– “If there is a single sociological lesson to be learned from American religious pluralism, it is that how one believes in God matters as much as whether one does. Beyond religious affiliation, we measure religious orientation with two questionnaire items: one on feelings toward the Bible, and another on approaches toward religious matters. Our general finding is that although many professors are religious, few are religious traditionalists” (Gross-Simmons).
And finally, on one of the biggest questions of all for Evangelicals:
– Gross-Simmons “asked respondents which statement comes closest to describing their feelings about the Bible:
* ‘The Bible is the actual word of God and is to be taken literally, word for word’;
* ‘The Bible is the inspired word of God but not everything in it should be taken literally, word for word’; or
* ‘The Bible is an ancient book of fables, legends, history, and moral precepts recorded by men.’
– “When last asked on the 2000 version of the GSS [General Social Survey of the U.S. population at large], 30 percent of respondents (13 percent of the college educated) chose ‘actual word of God,’ 49.2 percent (56.8 percent of the college educated) said ‘inspired word,’ while 17.5 percent (25.9 percent of the college educated) said ‘ancient book of fables.’ “
– “On this matter, divergences between professors and the general population are stark, as one might expect given that the culture of academe encourages professors to take a historical and critical view of texts. Only 6.1 percent of respondents to our [professor] survey said the Bible is the ‘actual word of God,’ with 51.6 percent describing it as ‘an ancient book of fables, legends, history, and moral precepts.’ About 42 percent of respondents are of the view that the Bible is ‘the inspired word of God.’ “
– “Here again differences are evident by type of institution, with community college professors three times as likely to subscribe to the ‘actual word of God’ position, and 72.9 percent of professors at elite doctoral universities taking the ‘ancient book of fables’ view.”

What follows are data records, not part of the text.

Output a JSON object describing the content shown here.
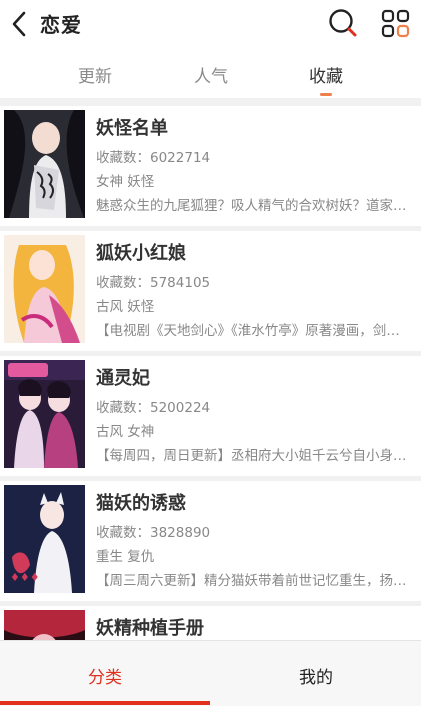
{
  "header": {
    "title": "恋爱"
  },
  "tabs": [
    {
      "label": "更新",
      "active": false
    },
    {
      "label": "人气",
      "active": false
    },
    {
      "label": "收藏",
      "active": true
    }
  ],
  "comics": [
    {
      "name": "妖怪名单",
      "count": "收藏数：6022714",
      "tags": "女神 妖怪",
      "desc": "魅惑众生的九尾狐狸？吸人精气的合欢树妖？道家…",
      "cover_colors": [
        "#3a3a42",
        "#e9e7ea",
        "#1a1a22"
      ]
    },
    {
      "name": "狐妖小红娘",
      "count": "收藏数：5784105",
      "tags": "古风 妖怪",
      "desc": "【电视剧《天地剑心》《淮水竹亭》原著漫画，剑…",
      "cover_colors": [
        "#f6e7d6",
        "#f2b23c",
        "#c9458a"
      ]
    },
    {
      "name": "通灵妃",
      "count": "收藏数：5200224",
      "tags": "古风 女神",
      "desc": "【每周四，周日更新】丞相府大小姐千云兮自小身…",
      "cover_colors": [
        "#2a1a3a",
        "#c94a8a",
        "#e8d5e6"
      ]
    },
    {
      "name": "猫妖的诱惑",
      "count": "收藏数：3828890",
      "tags": "重生 复仇",
      "desc": "【周三周六更新】精分猫妖带着前世记忆重生，扬…",
      "cover_colors": [
        "#1c2244",
        "#f2f2f6",
        "#d23a5a"
      ]
    },
    {
      "name": "妖精种植手册",
      "count": "",
      "tags": "",
      "desc": "",
      "cover_colors": [
        "#2a0d14",
        "#b3263c",
        "#f0c0c8"
      ]
    }
  ],
  "bottom_nav": [
    {
      "label": "分类",
      "active": true
    },
    {
      "label": "我的",
      "active": false
    }
  ],
  "colors": {
    "accent_red": "#e0301e",
    "tab_indicator": "#f07f4a",
    "grid_icon_orange": "#f07f4a"
  }
}
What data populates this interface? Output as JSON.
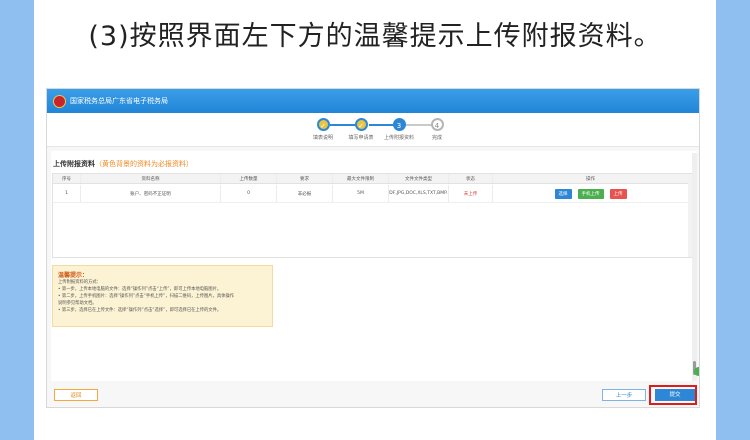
{
  "headline": "(3)按照界面左下方的温馨提示上传附报资料。",
  "portal": {
    "title": "国家税务总局广东省电子税务局"
  },
  "steps": [
    {
      "label": "填表说明",
      "state": "done",
      "mark": "✓"
    },
    {
      "label": "填写申请表",
      "state": "done",
      "mark": "✓"
    },
    {
      "label": "上传附报资料",
      "state": "current",
      "mark": "3"
    },
    {
      "label": "完成",
      "state": "todo",
      "mark": "4"
    }
  ],
  "attachments": {
    "title": "上传附报资料",
    "note": "（黄色背景的资料为必报资料）",
    "columns": [
      "序号",
      "资料名称",
      "上传数量",
      "要求",
      "最大文件限制",
      "文件文件类型",
      "状态",
      "操作"
    ],
    "rows": [
      {
        "index": "1",
        "name": "账户、密码不正证明",
        "count": "0",
        "requirement": "非必报",
        "max_size": "5M",
        "file_types": "PDF,JPG,DOC,XLS,TXT,BMP...",
        "status": "未上传",
        "actions": [
          "选择",
          "手机上传",
          "上传"
        ]
      }
    ]
  },
  "tips": {
    "title": "温馨提示：",
    "lines": [
      "上传附报资料的方式：",
      "• 第一步，上传本地电脑的文件：选择“操作列”点击“上传”，即可上传本地电脑图片。",
      "• 第二步，上传手机图片：选择“操作列”点击“手机上传”，扫描二维码，上传图片。具体操作",
      "  说明参见帮助文档。",
      "• 第三步，选择已在上传文件：选择“操作列”点击“选择”，即可选择已在上传的文件。"
    ]
  },
  "footer": {
    "back": "返回",
    "prev": "上一步",
    "submit": "提交"
  }
}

So what’s to be made of this? Why do people care about the professoriate’s collective belief in God?
I see this as a class issue in disguise. How? Do pollsters, for instance, receive demands for assessments of the working-class’s collective belief in God? I don’t think so, but I can’t say for sure. I can’t recall seeing any recent assessments of that nature, but they surely exist. Do sociologists assume that working-class belief in God is high? I’d love to see a breakdown like the Gross-Simmons one above for the U.S. working class. But even if those studies exist, do they receive the same attention in the popular press? I don’t think so. Why?
I think one reason centers on the question of leadership. I imagine that concern for the professoriate’s collective belief in God similar to concerns about politicians’ beliefs. If so, then pollsters and sociologists, either from themselves or by demand, are likely concerned about the leadership class in the United States
I recall historical arguments to the effect that questions about Evangelicalism are also class issues. I admit that no particular studies come to mind when I say this, although perhaps a Mark Noll book or article is in the back of my mind.
What do you think is driving this concern? How does it all matter? Do the numbers about the professoriate’s beliefs really indicate hostility toward Evangelicals? Do professors look down their noses at those “silly” believers, or are Evangelicals, in turn, hostile toward agnostic and atheist professors? Who’s to blame if hostility exists? – TL